* [AIM OF THE EXERCISE]
Return copies of the lines below that mention "ISBN".

(INFORMATION Opens)

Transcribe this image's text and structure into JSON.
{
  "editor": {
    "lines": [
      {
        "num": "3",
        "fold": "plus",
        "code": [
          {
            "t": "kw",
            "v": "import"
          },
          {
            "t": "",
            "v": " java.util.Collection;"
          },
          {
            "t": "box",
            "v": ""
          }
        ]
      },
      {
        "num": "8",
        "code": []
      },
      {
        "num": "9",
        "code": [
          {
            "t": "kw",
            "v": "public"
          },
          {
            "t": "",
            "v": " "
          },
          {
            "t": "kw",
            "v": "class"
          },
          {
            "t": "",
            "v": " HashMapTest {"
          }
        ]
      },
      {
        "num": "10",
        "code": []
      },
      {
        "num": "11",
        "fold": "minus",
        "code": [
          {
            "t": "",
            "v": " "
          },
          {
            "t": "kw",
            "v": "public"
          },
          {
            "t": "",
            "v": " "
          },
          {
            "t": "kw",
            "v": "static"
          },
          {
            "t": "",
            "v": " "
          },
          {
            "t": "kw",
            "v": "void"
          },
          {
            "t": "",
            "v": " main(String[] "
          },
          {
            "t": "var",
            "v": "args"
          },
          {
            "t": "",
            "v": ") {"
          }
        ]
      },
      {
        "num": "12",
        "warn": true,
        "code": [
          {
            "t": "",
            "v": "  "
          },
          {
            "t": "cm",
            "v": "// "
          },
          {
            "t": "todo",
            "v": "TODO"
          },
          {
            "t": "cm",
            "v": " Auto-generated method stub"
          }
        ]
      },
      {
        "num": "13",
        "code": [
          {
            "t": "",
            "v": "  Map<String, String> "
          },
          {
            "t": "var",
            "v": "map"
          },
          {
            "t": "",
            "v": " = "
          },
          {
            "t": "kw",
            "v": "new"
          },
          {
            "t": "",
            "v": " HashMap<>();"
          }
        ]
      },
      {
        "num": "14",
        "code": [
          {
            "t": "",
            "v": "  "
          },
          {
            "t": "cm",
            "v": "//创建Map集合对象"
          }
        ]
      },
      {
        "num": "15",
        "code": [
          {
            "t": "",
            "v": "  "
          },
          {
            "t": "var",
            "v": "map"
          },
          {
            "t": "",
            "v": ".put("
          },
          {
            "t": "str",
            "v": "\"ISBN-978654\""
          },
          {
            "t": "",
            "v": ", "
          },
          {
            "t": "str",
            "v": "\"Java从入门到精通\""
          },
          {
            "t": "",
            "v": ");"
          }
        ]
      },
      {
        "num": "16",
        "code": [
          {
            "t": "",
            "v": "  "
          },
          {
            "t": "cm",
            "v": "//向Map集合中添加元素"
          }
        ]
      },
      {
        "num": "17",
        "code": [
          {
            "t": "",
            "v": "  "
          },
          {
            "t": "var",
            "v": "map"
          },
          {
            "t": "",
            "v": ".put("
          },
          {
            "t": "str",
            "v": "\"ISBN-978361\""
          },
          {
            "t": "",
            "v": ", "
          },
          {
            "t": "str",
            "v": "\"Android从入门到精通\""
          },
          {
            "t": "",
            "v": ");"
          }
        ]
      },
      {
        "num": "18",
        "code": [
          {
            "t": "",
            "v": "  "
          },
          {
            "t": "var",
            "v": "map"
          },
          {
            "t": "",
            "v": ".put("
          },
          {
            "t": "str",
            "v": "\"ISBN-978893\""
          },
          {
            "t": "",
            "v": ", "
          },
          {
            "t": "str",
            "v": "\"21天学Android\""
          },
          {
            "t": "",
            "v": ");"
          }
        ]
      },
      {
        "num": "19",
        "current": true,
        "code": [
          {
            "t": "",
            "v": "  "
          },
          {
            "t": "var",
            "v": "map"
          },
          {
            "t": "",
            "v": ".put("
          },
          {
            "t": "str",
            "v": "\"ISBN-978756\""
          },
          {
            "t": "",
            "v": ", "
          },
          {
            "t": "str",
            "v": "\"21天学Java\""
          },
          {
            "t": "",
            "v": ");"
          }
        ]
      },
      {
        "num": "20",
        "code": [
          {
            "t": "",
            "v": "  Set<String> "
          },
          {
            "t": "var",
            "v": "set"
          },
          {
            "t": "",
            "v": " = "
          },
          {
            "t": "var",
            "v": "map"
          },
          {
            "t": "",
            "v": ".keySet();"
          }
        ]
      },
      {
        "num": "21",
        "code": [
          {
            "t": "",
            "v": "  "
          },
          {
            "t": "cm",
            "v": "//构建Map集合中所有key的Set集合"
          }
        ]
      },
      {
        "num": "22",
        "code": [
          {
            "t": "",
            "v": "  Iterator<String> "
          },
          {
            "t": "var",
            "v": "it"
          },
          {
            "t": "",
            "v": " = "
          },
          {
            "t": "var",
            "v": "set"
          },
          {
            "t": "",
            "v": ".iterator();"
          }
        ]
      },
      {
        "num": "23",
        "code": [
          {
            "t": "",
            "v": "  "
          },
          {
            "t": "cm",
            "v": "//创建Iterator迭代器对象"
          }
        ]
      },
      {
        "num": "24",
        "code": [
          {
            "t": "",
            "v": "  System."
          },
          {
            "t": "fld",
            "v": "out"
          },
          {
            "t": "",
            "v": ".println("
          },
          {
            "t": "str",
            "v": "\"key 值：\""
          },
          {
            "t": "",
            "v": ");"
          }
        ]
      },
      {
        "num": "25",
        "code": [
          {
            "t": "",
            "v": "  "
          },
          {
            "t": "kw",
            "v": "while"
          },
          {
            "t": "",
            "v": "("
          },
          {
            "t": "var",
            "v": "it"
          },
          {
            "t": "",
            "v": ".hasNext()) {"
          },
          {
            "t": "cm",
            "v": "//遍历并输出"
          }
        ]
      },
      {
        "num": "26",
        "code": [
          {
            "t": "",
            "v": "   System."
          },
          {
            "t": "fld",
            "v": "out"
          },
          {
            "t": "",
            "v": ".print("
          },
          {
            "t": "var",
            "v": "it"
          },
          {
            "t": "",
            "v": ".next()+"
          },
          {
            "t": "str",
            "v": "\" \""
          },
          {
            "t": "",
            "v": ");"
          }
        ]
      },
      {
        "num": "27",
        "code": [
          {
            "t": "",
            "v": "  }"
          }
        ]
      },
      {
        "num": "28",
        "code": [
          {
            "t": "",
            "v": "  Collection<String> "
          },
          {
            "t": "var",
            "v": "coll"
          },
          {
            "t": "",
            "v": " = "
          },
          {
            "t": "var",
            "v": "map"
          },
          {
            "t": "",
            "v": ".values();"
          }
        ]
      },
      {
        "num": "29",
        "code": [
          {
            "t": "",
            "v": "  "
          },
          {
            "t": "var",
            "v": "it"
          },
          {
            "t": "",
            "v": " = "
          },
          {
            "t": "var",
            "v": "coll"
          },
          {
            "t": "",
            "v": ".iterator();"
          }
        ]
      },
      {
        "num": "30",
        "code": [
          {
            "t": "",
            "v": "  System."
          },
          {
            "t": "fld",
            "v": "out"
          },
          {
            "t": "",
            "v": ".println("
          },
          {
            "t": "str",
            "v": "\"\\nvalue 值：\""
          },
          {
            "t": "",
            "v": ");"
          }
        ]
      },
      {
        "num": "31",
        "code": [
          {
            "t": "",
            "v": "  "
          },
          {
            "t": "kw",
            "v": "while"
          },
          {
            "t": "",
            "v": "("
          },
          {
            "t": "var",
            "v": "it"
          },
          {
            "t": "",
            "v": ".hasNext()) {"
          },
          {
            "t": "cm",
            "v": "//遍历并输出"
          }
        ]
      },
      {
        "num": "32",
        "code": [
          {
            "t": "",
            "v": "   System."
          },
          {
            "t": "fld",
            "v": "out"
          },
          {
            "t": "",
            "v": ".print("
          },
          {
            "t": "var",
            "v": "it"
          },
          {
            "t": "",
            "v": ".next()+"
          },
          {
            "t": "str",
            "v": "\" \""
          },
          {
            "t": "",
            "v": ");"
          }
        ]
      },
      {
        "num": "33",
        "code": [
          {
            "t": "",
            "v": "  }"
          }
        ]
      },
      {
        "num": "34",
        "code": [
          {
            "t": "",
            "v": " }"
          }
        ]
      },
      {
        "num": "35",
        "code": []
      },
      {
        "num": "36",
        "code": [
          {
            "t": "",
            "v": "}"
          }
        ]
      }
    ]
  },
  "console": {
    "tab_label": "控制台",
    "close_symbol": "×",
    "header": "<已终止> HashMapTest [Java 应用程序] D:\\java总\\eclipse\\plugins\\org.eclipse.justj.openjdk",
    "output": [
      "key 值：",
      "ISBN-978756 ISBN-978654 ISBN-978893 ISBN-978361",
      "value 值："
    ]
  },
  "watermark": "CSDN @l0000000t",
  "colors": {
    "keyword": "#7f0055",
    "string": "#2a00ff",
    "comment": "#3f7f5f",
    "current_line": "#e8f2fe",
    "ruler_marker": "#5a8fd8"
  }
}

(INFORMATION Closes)

* [WRITTEN RESPONSE]
            "v": "\"ISBN-978654\""
            "v": "\"ISBN-978361\""
            "v": "\"ISBN-978893\""
            "v": "\"ISBN-978756\""
      "ISBN-978756 ISBN-978654 ISBN-978893 ISBN-978361",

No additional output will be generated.